- _Exercise brief_: Repeat the lines of the data exactly and exclude any picture among them.

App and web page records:
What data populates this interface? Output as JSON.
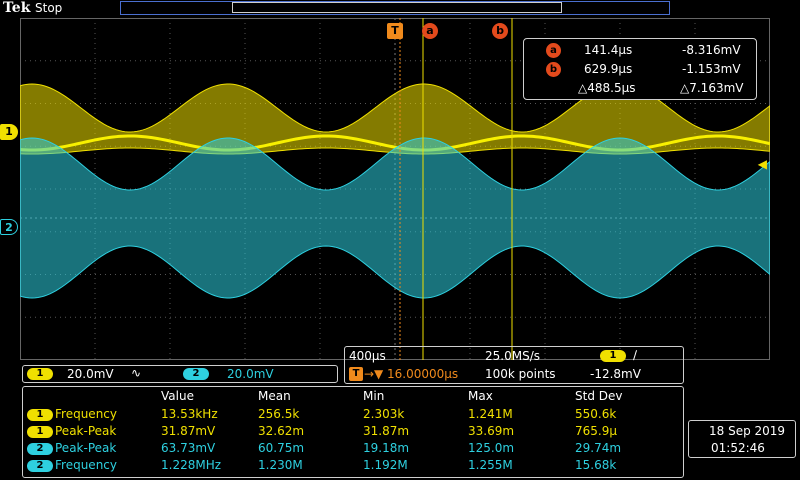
{
  "header": {
    "brand": "Tek",
    "acq_state": "Stop"
  },
  "markers": {
    "trigger_badge": "T",
    "cursor_a": "a",
    "cursor_b": "b",
    "ch1": "1",
    "ch2": "2"
  },
  "cursor_readout": {
    "a": {
      "label": "a",
      "time": "141.4µs",
      "value": "-8.316mV"
    },
    "b": {
      "label": "b",
      "time": "629.9µs",
      "value": "-1.153mV"
    },
    "delta": {
      "time": "△488.5µs",
      "value": "△7.163mV"
    }
  },
  "channel_scales": {
    "ch1": {
      "label": "1",
      "scale": "20.0mV",
      "coupling_icon": "∿"
    },
    "ch2": {
      "label": "2",
      "scale": "20.0mV"
    }
  },
  "timebase": {
    "time_per_div": "400µs",
    "sample_rate": "25.0MS/s",
    "trigger_badge": "T",
    "trigger_position": "16.00000µs",
    "record_length": "100k points",
    "trigger_source": "1",
    "trigger_slope": "∕",
    "trigger_level": "-12.8mV"
  },
  "measurements": {
    "headers": [
      "Value",
      "Mean",
      "Min",
      "Max",
      "Std Dev"
    ],
    "rows": [
      {
        "ch": "1",
        "name": "Frequency",
        "value": "13.53kHz",
        "mean": "256.5k",
        "min": "2.303k",
        "max": "1.241M",
        "std": "550.6k",
        "color": "#f0e000"
      },
      {
        "ch": "1",
        "name": "Peak-Peak",
        "value": "31.87mV",
        "mean": "32.62m",
        "min": "31.87m",
        "max": "33.69m",
        "std": "765.9µ",
        "color": "#f0e000"
      },
      {
        "ch": "2",
        "name": "Peak-Peak",
        "value": "63.73mV",
        "mean": "60.75m",
        "min": "19.18m",
        "max": "125.0m",
        "std": "29.74m",
        "color": "#2ed0e0"
      },
      {
        "ch": "2",
        "name": "Frequency",
        "value": "1.228MHz",
        "mean": "1.230M",
        "min": "1.192M",
        "max": "1.255M",
        "std": "15.68k",
        "color": "#2ed0e0"
      }
    ]
  },
  "datetime": {
    "date": "18 Sep  2019",
    "time": "01:52:46"
  },
  "colors": {
    "ch1": "#f0e000",
    "ch2": "#2ed0e0",
    "cursor": "#e34a1c",
    "trigger": "#f08a1c",
    "grid": "#555555"
  }
}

- _Reply_:
What data populates this interface? Output as JSON.
{
  "header": {
    "brand": "Tek",
    "acq_state": "Stop"
  },
  "markers": {
    "trigger_badge": "T",
    "cursor_a": "a",
    "cursor_b": "b",
    "ch1": "1",
    "ch2": "2"
  },
  "cursor_readout": {
    "a": {
      "label": "a",
      "time": "141.4µs",
      "value": "-8.316mV"
    },
    "b": {
      "label": "b",
      "time": "629.9µs",
      "value": "-1.153mV"
    },
    "delta": {
      "time": "△488.5µs",
      "value": "△7.163mV"
    }
  },
  "channel_scales": {
    "ch1": {
      "label": "1",
      "scale": "20.0mV",
      "coupling_icon": "∿"
    },
    "ch2": {
      "label": "2",
      "scale": "20.0mV"
    }
  },
  "timebase": {
    "time_per_div": "400µs",
    "sample_rate": "25.0MS/s",
    "trigger_badge": "T",
    "trigger_position": "16.00000µs",
    "record_length": "100k points",
    "trigger_source": "1",
    "trigger_slope": "∕",
    "trigger_level": "-12.8mV"
  },
  "measurements": {
    "headers": [
      "Value",
      "Mean",
      "Min",
      "Max",
      "Std Dev"
    ],
    "rows": [
      {
        "ch": "1",
        "name": "Frequency",
        "value": "13.53kHz",
        "mean": "256.5k",
        "min": "2.303k",
        "max": "1.241M",
        "std": "550.6k",
        "color": "#f0e000"
      },
      {
        "ch": "1",
        "name": "Peak-Peak",
        "value": "31.87mV",
        "mean": "32.62m",
        "min": "31.87m",
        "max": "33.69m",
        "std": "765.9µ",
        "color": "#f0e000"
      },
      {
        "ch": "2",
        "name": "Peak-Peak",
        "value": "63.73mV",
        "mean": "60.75m",
        "min": "19.18m",
        "max": "125.0m",
        "std": "29.74m",
        "color": "#2ed0e0"
      },
      {
        "ch": "2",
        "name": "Frequency",
        "value": "1.228MHz",
        "mean": "1.230M",
        "min": "1.192M",
        "max": "1.255M",
        "std": "15.68k",
        "color": "#2ed0e0"
      }
    ]
  },
  "datetime": {
    "date": "18 Sep  2019",
    "time": "01:52:46"
  },
  "colors": {
    "ch1": "#f0e000",
    "ch2": "#2ed0e0",
    "cursor": "#e34a1c",
    "trigger": "#f08a1c",
    "grid": "#555555"
  }
}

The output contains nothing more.